→ Assignment: In the listing below, every line with the word "data" needs to be copied.

++++++++++++++++++++

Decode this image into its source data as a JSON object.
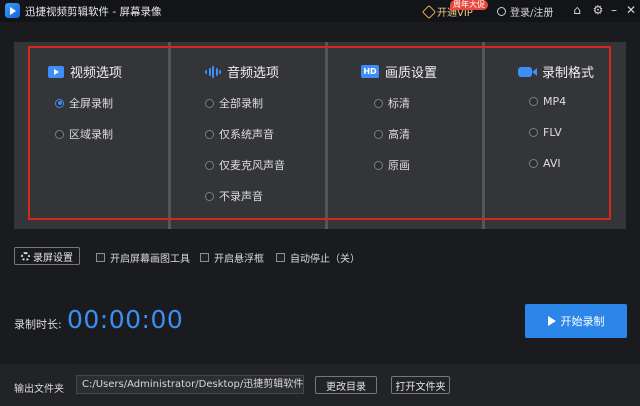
{
  "window": {
    "title": "迅捷视频剪辑软件 - 屏幕录像",
    "vip_label": "开通VIP",
    "vip_badge": "周年大促",
    "login_label": "登录/注册",
    "controls": [
      "home-icon",
      "settings-icon",
      "minimize-icon",
      "close-icon"
    ]
  },
  "sections": [
    {
      "title": "视频选项",
      "icon": "video-icon",
      "options": [
        {
          "label": "全屏录制",
          "selected": true
        },
        {
          "label": "区域录制",
          "selected": false
        }
      ]
    },
    {
      "title": "音频选项",
      "icon": "audio-wave-icon",
      "options": [
        {
          "label": "全部录制",
          "selected": false
        },
        {
          "label": "仅系统声音",
          "selected": false
        },
        {
          "label": "仅麦克风声音",
          "selected": false
        },
        {
          "label": "不录声音",
          "selected": false
        }
      ]
    },
    {
      "title": "画质设置",
      "icon": "hd-icon",
      "options": [
        {
          "label": "标清",
          "selected": false
        },
        {
          "label": "高清",
          "selected": false
        },
        {
          "label": "原画",
          "selected": false
        }
      ]
    },
    {
      "title": "录制格式",
      "icon": "camera-icon",
      "options": [
        {
          "label": "MP4",
          "selected": false
        },
        {
          "label": "FLV",
          "selected": false
        },
        {
          "label": "AVI",
          "selected": false
        }
      ]
    }
  ],
  "toolbar": {
    "settings_label": "录屏设置",
    "checkboxes": [
      {
        "label": "开启屏幕画图工具",
        "checked": false
      },
      {
        "label": "开启悬浮框",
        "checked": false
      },
      {
        "label": "自动停止（关）",
        "checked": false
      }
    ]
  },
  "recording": {
    "duration_label": "录制时长:",
    "duration": "00:00:00",
    "start_label": "开始录制"
  },
  "output": {
    "label": "输出文件夹",
    "path": "C:/Users/Administrator/Desktop/迅捷剪辑软件",
    "change_dir_label": "更改目录",
    "open_folder_label": "打开文件夹"
  },
  "colors": {
    "accent": "#2b86e8",
    "highlight_frame": "#d8261c",
    "vip": "#ecc889"
  }
}
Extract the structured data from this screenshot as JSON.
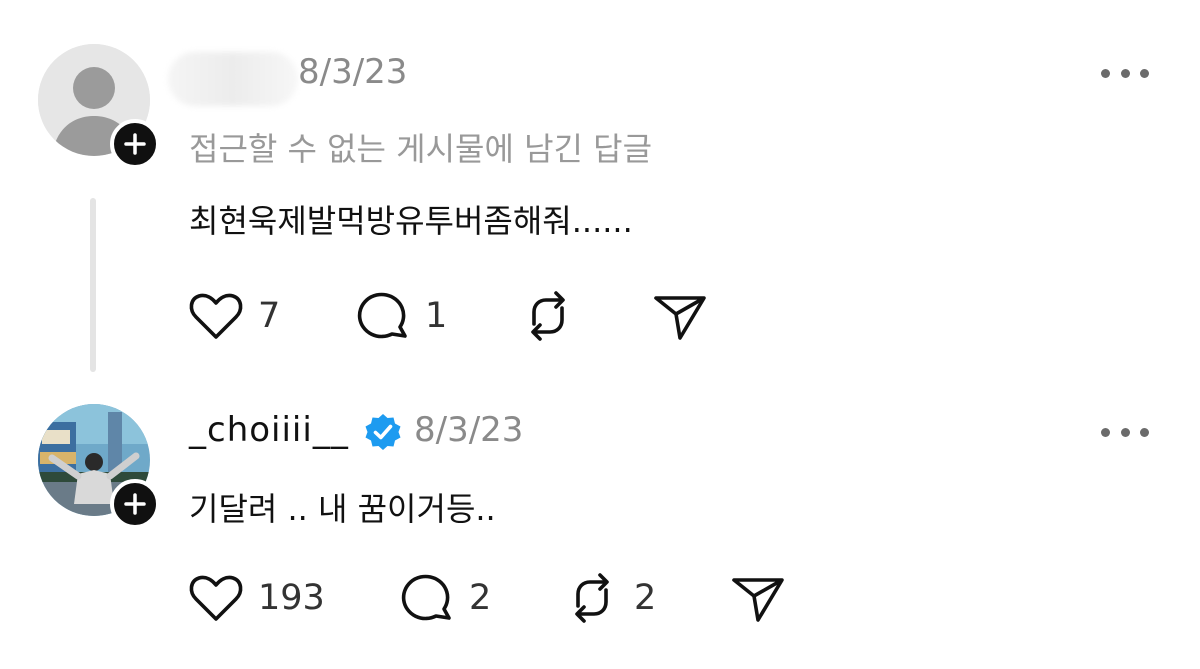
{
  "posts": [
    {
      "username": "",
      "timestamp": "8/3/23",
      "notice": "접근할 수 없는 게시물에 남긴 답글",
      "body": "최현욱제발먹방유투버좀해줘......",
      "likes": "7",
      "replies": "1",
      "reposts": "",
      "icons": [
        "heart-icon",
        "comment-icon",
        "repost-icon",
        "send-icon"
      ]
    },
    {
      "username": "_choiiii__",
      "verified": true,
      "timestamp": "8/3/23",
      "body": "기달려 .. 내 꿈이거등..",
      "likes": "193",
      "replies": "2",
      "reposts": "2",
      "icons": [
        "heart-icon",
        "comment-icon",
        "repost-icon",
        "send-icon"
      ]
    }
  ],
  "colors": {
    "verified": "#1d9bf0",
    "muted": "#999999",
    "text": "#111111"
  }
}
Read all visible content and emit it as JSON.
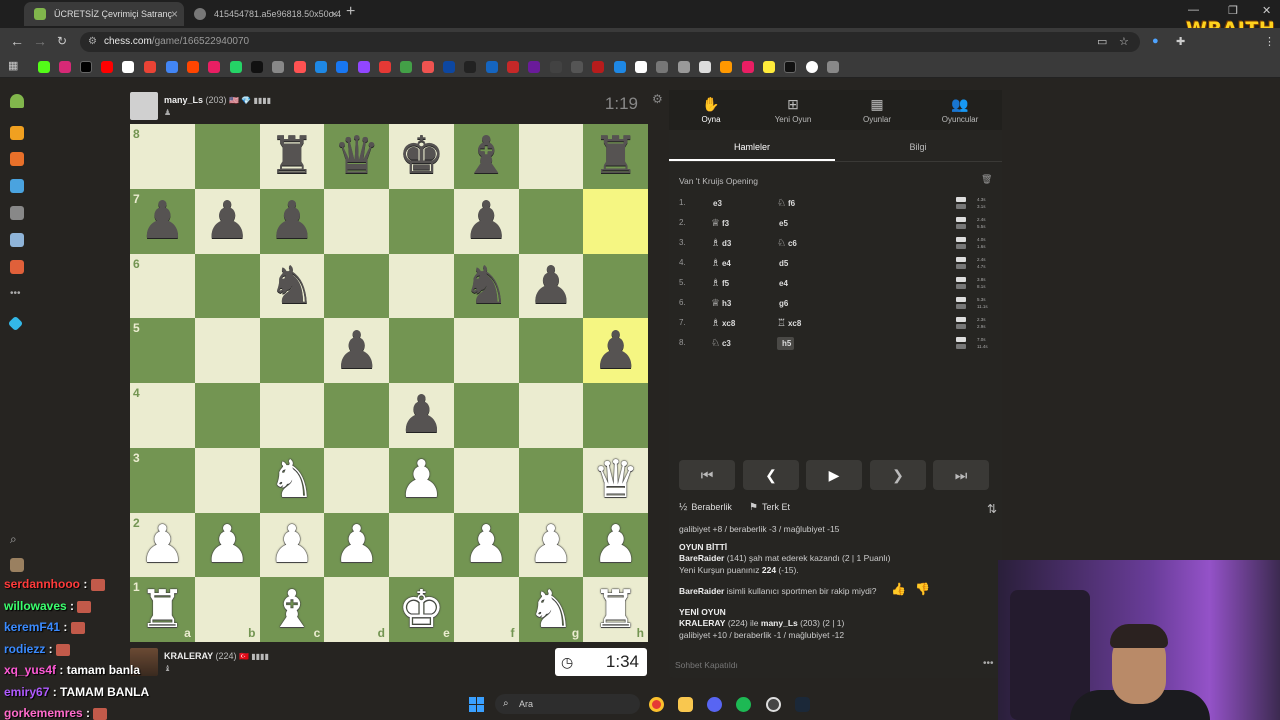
{
  "browser": {
    "tabs": [
      {
        "title": "ÜCRETSİZ Çevrimiçi Satranç"
      },
      {
        "title": "415454781.a5e96818.50x50o.4"
      }
    ],
    "url_site": "chess.com",
    "url_path": "/game/166522940070"
  },
  "overlay_brand": "WRAITH",
  "game": {
    "top_player": {
      "name": "many_Ls",
      "rating": "(203)",
      "flags": "🇺🇸 💎 ▮▮▮▮",
      "clock": "1:19"
    },
    "bottom_player": {
      "name": "KRALERAY",
      "rating": "(224)",
      "flags": "🇹🇷 ▮▮▮▮",
      "clock": "1:34"
    }
  },
  "board": {
    "rows": [
      [
        "",
        "",
        "r",
        "q",
        "k",
        "b",
        "",
        "r"
      ],
      [
        "p",
        "p",
        "p",
        "",
        "",
        "p",
        "",
        ""
      ],
      [
        "",
        "",
        "n",
        "",
        "",
        "n",
        "p",
        ""
      ],
      [
        "",
        "",
        "",
        "p",
        "",
        "",
        "",
        "p"
      ],
      [
        "",
        "",
        "",
        "",
        "p",
        "",
        "",
        ""
      ],
      [
        "",
        "",
        "N",
        "",
        "P",
        "",
        "",
        "Q"
      ],
      [
        "P",
        "P",
        "P",
        "P",
        "",
        "P",
        "P",
        "P"
      ],
      [
        "R",
        "",
        "B",
        "",
        "K",
        "",
        "N",
        "R"
      ]
    ],
    "highlights": [
      "h7",
      "h5"
    ],
    "ranks": [
      "8",
      "7",
      "6",
      "5",
      "4",
      "3",
      "2",
      "1"
    ],
    "files": [
      "a",
      "b",
      "c",
      "d",
      "e",
      "f",
      "g",
      "h"
    ]
  },
  "panel": {
    "tabs": [
      {
        "label": "Oyna",
        "icon": "play-hand-icon"
      },
      {
        "label": "Yeni Oyun",
        "icon": "plus-square-icon"
      },
      {
        "label": "Oyunlar",
        "icon": "board-icon"
      },
      {
        "label": "Oyuncular",
        "icon": "players-icon"
      }
    ],
    "subtabs": [
      "Hamleler",
      "Bilgi"
    ],
    "opening": "Van 't Kruijs Opening",
    "moves": [
      {
        "n": "1.",
        "w": "e3",
        "wf": "",
        "b": "f6",
        "bf": "♘",
        "tw": "4.3s",
        "tb": "3.1s"
      },
      {
        "n": "2.",
        "w": "f3",
        "wf": "♕",
        "b": "e5",
        "bf": "",
        "tw": "2.4s",
        "tb": "5.5s"
      },
      {
        "n": "3.",
        "w": "d3",
        "wf": "♗",
        "b": "c6",
        "bf": "♘",
        "tw": "4.0s",
        "tb": "1.6s"
      },
      {
        "n": "4.",
        "w": "e4",
        "wf": "♗",
        "b": "d5",
        "bf": "",
        "tw": "2.4s",
        "tb": "4.7s"
      },
      {
        "n": "5.",
        "w": "f5",
        "wf": "♗",
        "b": "e4",
        "bf": "",
        "tw": "3.8s",
        "tb": "8.1s"
      },
      {
        "n": "6.",
        "w": "h3",
        "wf": "♕",
        "b": "g6",
        "bf": "",
        "tw": "5.3s",
        "tb": "11.1s"
      },
      {
        "n": "7.",
        "w": "xc8",
        "wf": "♗",
        "b": "xc8",
        "bf": "♖",
        "tw": "2.3s",
        "tb": "2.9s"
      },
      {
        "n": "8.",
        "w": "c3",
        "wf": "♘",
        "b": "h5",
        "bf": "",
        "tw": "7.0s",
        "tb": "11.4s"
      }
    ],
    "actions": {
      "draw": "Beraberlik",
      "resign": "Terk Et",
      "draw_icon": "½"
    },
    "chat": {
      "line1": "galibiyet +8 / beraberlik -3 / mağlubiyet -15",
      "over_title": "OYUN BİTTİ",
      "over_line1_name": "BareRaider",
      "over_line1_rest": " (141) şah mat ederek kazandı (2 | 1 Puanlı)",
      "over_line2_pre": "Yeni Kurşun puanınız ",
      "over_line2_num": "224",
      "over_line2_post": " (-15).",
      "question_name": "BareRaider",
      "question_rest": " isimli kullanıcı sportmen bir rakip miydi?",
      "new_title": "YENİ OYUN",
      "new_line1_a": "KRALERAY",
      "new_line1_b": " (224) ile ",
      "new_line1_c": "many_Ls",
      "new_line1_d": " (203) (2 | 1)",
      "new_line2": "galibiyet +10 / beraberlik -1 / mağlubiyet -12",
      "chat_off": "Sohbet Kapatıldı"
    }
  },
  "stream_chat": [
    {
      "user": "serdannhooo",
      "msg": "",
      "color": "#ff3b3b"
    },
    {
      "user": "willowaves",
      "msg": "",
      "color": "#3bff6e"
    },
    {
      "user": "keremF41",
      "msg": "",
      "color": "#3b8bff"
    },
    {
      "user": "rodiezz",
      "msg": "",
      "color": "#3b8bff"
    },
    {
      "user": "xq_yus4f",
      "msg": "tamam banla",
      "color": "#ff5ad6"
    },
    {
      "user": "emiry67",
      "msg": "TAMAM BANLA",
      "color": "#b05aff"
    },
    {
      "user": "gorkememres",
      "msg": "",
      "color": "#ff6bcb"
    }
  ],
  "taskbar": {
    "search": "Ara"
  },
  "colors": {
    "board_light": "#ebecd0",
    "board_dark": "#739552",
    "highlight": "#f5f682",
    "panel_bg": "#262522"
  }
}
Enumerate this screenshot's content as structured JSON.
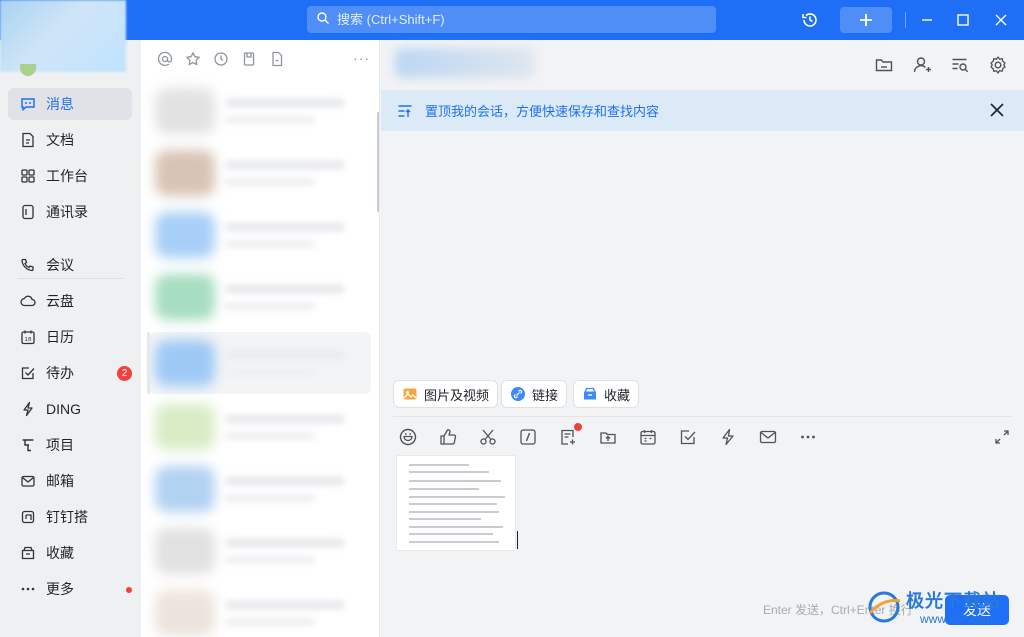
{
  "titlebar": {
    "search_placeholder": "搜索 (Ctrl+Shift+F)"
  },
  "leftnav": {
    "items": [
      {
        "label": "消息",
        "icon": "chat-bubble-icon",
        "active": true
      },
      {
        "label": "文档",
        "icon": "document-icon"
      },
      {
        "label": "工作台",
        "icon": "grid-apps-icon"
      },
      {
        "label": "通讯录",
        "icon": "contacts-book-icon"
      },
      {
        "label": "会议",
        "icon": "phone-meeting-icon"
      },
      {
        "label": "云盘",
        "icon": "cloud-icon"
      },
      {
        "label": "日历",
        "icon": "calendar-icon"
      },
      {
        "label": "待办",
        "icon": "todo-check-icon",
        "badge": "2"
      },
      {
        "label": "DING",
        "icon": "lightning-icon"
      },
      {
        "label": "项目",
        "icon": "project-icon"
      },
      {
        "label": "邮箱",
        "icon": "mail-icon"
      },
      {
        "label": "钉钉搭",
        "icon": "build-block-icon"
      },
      {
        "label": "收藏",
        "icon": "favorites-box-icon"
      },
      {
        "label": "更多",
        "icon": "more-dots-icon",
        "dot": true
      }
    ]
  },
  "convlist": {
    "filter_icons": [
      "at-mention-icon",
      "star-icon",
      "clock-icon",
      "bookmark-icon",
      "file-icon"
    ],
    "more_label": "···"
  },
  "chat": {
    "banner_text": "置顶我的会话，方便快速保存和查找内容",
    "quick_actions": [
      {
        "label": "图片及视频",
        "icon": "image-icon"
      },
      {
        "label": "链接",
        "icon": "link-icon"
      },
      {
        "label": "收藏",
        "icon": "favorites-box-icon"
      }
    ],
    "toolbar_icons": [
      "emoji-icon",
      "thumbs-up-icon",
      "scissors-icon",
      "slash-command-icon",
      "note-add-icon",
      "upload-icon",
      "calendar-icon",
      "task-check-icon",
      "ding-lightning-icon",
      "mail-icon",
      "more-dots-icon"
    ],
    "hint": "Enter 发送，Ctrl+Enter 换行",
    "send_label": "发送"
  },
  "watermark": {
    "text": "极光下载站",
    "url": "www.xz7.com"
  },
  "colors": {
    "brand_blue": "#1e6ff5",
    "badge_red": "#f2403c",
    "banner_bg": "#dceaf8"
  }
}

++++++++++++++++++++

→ Answer space:
Decode this image into its source data as a JSON object.
Extract the structured data from this screenshot as JSON.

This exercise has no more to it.